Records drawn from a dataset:

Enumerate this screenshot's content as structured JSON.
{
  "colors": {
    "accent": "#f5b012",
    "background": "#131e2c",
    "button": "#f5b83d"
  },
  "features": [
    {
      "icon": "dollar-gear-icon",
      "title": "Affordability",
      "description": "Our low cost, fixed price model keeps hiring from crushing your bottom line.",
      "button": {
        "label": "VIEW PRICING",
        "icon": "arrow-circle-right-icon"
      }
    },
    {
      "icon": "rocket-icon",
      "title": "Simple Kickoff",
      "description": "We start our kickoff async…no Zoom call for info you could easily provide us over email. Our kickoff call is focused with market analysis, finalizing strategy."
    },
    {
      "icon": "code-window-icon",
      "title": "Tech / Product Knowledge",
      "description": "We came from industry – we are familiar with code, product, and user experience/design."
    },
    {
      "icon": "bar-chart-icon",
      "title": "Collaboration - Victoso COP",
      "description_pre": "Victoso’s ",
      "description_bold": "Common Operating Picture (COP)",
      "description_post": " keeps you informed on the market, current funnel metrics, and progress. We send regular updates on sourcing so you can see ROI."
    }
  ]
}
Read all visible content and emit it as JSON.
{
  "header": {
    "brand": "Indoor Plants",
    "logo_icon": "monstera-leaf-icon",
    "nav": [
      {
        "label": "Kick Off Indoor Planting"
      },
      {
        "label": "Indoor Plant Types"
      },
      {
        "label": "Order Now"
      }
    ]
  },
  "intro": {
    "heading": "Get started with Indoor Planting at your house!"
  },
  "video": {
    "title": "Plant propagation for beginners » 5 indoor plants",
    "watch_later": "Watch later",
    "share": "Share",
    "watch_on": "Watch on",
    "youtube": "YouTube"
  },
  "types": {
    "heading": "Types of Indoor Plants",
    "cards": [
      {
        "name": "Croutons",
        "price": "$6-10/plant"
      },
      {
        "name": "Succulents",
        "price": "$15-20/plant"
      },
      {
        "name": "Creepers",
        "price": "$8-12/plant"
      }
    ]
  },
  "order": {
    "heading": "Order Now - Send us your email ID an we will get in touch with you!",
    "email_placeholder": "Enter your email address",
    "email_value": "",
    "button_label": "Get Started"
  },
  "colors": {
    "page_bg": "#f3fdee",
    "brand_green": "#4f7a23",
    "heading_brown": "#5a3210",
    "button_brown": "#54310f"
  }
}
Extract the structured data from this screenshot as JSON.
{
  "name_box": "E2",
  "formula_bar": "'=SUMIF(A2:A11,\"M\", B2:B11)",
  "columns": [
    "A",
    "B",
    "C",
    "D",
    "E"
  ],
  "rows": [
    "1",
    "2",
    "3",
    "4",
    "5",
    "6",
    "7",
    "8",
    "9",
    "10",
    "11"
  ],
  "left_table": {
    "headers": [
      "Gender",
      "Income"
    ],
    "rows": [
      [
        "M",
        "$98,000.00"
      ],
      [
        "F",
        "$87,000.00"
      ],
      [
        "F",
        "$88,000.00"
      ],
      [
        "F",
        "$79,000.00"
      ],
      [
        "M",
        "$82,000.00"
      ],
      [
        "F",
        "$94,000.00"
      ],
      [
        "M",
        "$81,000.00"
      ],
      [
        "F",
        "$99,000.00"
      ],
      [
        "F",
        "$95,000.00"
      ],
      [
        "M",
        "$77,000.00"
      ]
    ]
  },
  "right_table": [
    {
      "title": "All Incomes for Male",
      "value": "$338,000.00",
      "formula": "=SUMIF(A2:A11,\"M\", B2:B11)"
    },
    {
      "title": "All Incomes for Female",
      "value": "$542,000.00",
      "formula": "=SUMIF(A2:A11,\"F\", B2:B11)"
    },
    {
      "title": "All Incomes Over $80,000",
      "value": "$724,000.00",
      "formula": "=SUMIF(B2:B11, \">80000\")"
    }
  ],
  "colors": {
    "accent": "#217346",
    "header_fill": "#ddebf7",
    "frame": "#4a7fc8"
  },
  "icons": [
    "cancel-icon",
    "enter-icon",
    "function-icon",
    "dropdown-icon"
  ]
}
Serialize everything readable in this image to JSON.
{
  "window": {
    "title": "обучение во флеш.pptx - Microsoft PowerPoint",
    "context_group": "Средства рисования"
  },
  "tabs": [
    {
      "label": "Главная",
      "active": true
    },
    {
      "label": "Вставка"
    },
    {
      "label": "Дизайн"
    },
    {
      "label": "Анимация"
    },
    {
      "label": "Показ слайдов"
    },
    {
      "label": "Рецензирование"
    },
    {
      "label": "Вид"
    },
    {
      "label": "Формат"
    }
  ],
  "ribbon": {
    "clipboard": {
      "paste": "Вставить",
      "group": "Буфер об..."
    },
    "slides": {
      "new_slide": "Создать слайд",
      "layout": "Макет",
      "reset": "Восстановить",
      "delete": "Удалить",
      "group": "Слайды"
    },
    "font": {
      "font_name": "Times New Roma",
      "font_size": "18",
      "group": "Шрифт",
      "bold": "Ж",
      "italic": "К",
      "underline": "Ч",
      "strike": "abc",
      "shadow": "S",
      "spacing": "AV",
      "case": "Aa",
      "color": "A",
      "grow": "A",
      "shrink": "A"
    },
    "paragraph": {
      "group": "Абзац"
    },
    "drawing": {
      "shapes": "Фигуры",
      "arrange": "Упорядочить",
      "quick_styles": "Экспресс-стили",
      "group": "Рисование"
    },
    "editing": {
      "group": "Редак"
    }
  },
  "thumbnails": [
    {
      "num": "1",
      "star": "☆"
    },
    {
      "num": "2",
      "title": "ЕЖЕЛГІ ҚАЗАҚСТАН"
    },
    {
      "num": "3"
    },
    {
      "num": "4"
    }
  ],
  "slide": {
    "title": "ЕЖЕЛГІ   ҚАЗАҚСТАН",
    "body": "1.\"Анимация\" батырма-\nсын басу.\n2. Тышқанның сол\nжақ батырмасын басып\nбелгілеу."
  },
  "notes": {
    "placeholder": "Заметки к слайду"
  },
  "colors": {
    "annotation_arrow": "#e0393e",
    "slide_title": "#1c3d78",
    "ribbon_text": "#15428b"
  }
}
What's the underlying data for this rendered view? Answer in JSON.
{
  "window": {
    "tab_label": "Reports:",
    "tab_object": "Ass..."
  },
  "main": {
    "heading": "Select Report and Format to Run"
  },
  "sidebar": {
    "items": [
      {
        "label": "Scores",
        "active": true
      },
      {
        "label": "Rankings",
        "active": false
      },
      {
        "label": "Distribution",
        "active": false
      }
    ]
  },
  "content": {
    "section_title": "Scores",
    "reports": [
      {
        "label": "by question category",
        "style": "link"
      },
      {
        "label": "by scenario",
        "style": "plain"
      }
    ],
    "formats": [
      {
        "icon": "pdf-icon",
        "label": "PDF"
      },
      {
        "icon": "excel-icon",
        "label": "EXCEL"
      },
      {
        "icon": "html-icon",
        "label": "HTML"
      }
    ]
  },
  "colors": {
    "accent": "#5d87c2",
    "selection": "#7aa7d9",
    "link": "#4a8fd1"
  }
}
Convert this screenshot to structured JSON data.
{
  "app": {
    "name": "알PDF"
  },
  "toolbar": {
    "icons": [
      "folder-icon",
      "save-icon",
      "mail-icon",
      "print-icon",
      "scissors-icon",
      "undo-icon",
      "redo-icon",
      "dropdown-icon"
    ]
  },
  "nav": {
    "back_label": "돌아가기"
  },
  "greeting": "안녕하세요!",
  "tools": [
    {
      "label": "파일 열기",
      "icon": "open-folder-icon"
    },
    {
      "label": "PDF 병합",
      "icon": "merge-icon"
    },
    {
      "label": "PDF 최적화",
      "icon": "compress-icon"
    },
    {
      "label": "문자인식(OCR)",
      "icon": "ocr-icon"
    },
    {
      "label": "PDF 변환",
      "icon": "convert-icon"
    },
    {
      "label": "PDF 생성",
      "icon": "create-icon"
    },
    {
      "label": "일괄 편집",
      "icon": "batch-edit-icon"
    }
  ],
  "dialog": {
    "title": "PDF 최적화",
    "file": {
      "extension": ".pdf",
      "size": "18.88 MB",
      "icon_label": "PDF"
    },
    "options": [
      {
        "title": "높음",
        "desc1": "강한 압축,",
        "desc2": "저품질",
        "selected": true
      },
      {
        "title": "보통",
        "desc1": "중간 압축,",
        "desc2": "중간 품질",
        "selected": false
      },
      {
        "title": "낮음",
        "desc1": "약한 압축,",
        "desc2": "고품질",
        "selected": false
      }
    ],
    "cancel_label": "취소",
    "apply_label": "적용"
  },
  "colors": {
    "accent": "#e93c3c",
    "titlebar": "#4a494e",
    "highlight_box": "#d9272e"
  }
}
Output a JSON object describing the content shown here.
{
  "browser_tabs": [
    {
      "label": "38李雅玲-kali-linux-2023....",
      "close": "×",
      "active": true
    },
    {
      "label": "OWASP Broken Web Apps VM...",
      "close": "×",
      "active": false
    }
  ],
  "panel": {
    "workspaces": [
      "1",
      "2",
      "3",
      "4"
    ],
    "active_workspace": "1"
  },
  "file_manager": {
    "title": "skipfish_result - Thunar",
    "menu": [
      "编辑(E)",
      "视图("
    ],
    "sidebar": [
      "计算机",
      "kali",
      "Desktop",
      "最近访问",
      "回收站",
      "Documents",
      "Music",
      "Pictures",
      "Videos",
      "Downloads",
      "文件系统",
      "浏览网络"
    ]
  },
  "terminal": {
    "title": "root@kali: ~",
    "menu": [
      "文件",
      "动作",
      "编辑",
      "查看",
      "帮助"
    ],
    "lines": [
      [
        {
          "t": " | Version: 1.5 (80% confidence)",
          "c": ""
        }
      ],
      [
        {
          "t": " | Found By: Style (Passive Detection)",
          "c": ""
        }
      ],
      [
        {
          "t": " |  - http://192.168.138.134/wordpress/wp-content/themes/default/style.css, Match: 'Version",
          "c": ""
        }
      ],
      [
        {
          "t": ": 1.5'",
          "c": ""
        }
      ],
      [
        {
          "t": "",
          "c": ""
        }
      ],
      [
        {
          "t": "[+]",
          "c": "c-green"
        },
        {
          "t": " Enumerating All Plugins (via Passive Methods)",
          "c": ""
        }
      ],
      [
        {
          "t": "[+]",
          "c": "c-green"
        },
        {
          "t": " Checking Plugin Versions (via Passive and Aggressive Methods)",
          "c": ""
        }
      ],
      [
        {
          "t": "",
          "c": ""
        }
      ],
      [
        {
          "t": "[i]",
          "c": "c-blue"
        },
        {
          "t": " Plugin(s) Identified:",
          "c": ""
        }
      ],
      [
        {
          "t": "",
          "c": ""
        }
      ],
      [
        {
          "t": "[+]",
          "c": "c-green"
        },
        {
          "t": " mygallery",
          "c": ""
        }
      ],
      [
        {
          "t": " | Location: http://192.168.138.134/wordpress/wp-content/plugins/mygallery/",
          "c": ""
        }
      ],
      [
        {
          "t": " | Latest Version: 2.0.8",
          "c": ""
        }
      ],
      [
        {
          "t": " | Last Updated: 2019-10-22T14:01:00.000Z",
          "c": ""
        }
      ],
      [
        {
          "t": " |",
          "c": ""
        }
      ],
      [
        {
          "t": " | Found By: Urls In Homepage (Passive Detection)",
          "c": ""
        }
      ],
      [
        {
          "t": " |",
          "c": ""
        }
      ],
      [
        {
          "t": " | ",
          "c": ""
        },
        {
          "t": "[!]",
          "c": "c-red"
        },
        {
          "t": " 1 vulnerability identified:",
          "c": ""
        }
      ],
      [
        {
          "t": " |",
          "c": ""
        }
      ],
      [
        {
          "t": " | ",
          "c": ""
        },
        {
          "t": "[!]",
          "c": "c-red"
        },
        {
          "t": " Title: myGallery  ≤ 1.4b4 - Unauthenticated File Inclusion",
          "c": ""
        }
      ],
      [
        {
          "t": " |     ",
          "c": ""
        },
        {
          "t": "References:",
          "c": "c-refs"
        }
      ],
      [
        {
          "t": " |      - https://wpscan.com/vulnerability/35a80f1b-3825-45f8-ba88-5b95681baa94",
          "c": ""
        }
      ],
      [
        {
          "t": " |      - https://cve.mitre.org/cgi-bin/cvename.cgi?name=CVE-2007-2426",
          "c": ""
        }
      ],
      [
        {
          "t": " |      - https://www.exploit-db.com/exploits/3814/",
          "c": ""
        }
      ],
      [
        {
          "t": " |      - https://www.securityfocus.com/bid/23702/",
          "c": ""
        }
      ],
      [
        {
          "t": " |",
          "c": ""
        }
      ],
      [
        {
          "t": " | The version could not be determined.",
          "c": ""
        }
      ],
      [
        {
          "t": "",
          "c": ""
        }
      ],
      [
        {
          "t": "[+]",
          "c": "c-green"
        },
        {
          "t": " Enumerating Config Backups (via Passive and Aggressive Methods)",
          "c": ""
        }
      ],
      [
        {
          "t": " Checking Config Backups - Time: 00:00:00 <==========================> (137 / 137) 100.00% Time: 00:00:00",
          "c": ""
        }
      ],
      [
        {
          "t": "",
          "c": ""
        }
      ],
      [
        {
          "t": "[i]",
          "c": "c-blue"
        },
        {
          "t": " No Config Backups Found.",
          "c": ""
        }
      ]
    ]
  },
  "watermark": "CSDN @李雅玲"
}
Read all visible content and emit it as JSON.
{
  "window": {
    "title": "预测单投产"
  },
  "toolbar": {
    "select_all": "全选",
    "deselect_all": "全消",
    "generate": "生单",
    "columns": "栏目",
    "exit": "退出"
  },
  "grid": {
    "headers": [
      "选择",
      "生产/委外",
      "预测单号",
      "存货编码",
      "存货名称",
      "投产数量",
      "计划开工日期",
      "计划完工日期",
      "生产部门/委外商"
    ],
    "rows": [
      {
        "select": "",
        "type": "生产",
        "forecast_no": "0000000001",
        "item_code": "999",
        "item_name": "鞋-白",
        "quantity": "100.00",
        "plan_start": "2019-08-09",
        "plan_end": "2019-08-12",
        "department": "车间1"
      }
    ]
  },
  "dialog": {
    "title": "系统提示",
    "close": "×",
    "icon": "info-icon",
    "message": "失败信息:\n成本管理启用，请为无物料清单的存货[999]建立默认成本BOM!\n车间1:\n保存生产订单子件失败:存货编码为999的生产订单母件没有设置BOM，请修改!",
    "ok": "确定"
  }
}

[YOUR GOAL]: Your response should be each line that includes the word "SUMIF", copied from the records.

[EXPECTED ANSWER]:
  "formula_bar": "'=SUMIF(A2:A11,\"M\", B2:B11)",
      "formula": "=SUMIF(A2:A11,\"M\", B2:B11)"
      "formula": "=SUMIF(A2:A11,\"F\", B2:B11)"
      "formula": "=SUMIF(B2:B11, \">80000\")"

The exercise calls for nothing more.